Honors | Human Origins & Prehistory (ANTH)
A105 | 5128 | Frederika Kaestle


LEC MW 12:20-1:10pm
DIS W 2:30-3:20pm

For how long have people been scrambling about on this planet? How
do we know anything about ancient humans or human ancestors? What is
evolution anyway and how does it work? Anthropology A105 answers
these and other pesky questions about the world and the history of
the human species.
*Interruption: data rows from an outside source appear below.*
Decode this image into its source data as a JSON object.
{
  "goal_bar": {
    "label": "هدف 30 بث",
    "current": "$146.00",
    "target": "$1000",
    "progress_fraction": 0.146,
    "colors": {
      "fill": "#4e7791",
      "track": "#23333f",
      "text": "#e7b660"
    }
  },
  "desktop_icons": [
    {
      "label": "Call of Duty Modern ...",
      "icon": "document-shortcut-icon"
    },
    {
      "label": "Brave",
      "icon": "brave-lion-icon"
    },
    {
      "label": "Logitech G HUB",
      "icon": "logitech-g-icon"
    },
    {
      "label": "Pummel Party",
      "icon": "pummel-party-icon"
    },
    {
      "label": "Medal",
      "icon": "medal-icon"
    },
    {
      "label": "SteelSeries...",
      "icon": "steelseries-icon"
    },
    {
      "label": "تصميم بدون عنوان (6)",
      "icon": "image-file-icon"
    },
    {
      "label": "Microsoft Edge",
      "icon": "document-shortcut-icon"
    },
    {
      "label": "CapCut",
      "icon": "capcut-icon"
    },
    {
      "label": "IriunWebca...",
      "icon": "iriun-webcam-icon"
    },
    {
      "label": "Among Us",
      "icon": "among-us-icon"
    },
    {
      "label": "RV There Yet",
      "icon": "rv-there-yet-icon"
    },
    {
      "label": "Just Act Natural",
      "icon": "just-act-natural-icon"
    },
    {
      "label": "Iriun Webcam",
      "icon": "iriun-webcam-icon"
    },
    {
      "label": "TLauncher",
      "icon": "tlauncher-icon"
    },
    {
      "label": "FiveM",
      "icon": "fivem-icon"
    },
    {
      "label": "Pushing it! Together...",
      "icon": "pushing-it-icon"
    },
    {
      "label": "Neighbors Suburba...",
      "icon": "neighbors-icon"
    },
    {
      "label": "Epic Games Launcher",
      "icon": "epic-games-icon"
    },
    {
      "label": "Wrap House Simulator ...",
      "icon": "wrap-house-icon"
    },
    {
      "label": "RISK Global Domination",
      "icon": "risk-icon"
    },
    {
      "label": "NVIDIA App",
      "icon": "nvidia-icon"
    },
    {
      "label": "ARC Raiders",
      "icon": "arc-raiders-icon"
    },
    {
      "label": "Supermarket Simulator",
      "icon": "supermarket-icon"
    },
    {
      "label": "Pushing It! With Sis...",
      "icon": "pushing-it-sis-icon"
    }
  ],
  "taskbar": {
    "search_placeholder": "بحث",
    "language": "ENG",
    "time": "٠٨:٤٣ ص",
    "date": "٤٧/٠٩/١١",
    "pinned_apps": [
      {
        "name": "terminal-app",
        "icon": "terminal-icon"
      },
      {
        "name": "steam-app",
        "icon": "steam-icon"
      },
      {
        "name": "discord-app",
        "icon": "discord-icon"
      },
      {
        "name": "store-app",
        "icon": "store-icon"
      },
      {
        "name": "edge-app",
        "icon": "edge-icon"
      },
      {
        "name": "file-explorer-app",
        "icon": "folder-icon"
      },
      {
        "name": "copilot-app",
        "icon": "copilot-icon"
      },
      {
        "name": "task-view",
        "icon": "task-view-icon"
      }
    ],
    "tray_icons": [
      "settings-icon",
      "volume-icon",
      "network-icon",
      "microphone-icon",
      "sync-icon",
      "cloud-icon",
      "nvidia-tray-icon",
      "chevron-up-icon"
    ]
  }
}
Anthropology is simply the study of people. This course introduces
two facets of anthropology: the study of human origins and ancient
cultures. We use the term paleoanthropology to refer to this field.
You will see how anthropologists look at human evolution, how fossil
hunters find evidence of it and how archaeologists research ancient
human societies. We’ll explore how they interpret the remains of
stuff, how they figure how old the stuff is, and how they apply
their interpretations to situations in the modern world. This course
will provide information about fundamental methods and techniques
used in biological anthropology and archaeology.

Course format includes Illustrated lectures, discussions,
demonstrations, videos, and labs. Class consists of 2 lectures per
week, plus a lab/discussion section, devoted primarily to hands-on
exercises, during which you will get to handle casts of old
bones, look at stone tools, and explore some of the regions and
topics with which I and other faculty are most familiar, including
stone tool production and function, animals in the archaeological
record, genetic evidence for the peopling of the world, and other
stimulating topics.  Course readings will be drawn from a textbook
as well as short supplementary readings that will be available for
download from Oncourse. There will be three exams (60% of course
grade), five short exercises (20% of course grade), and two group
projects (20% of course grade).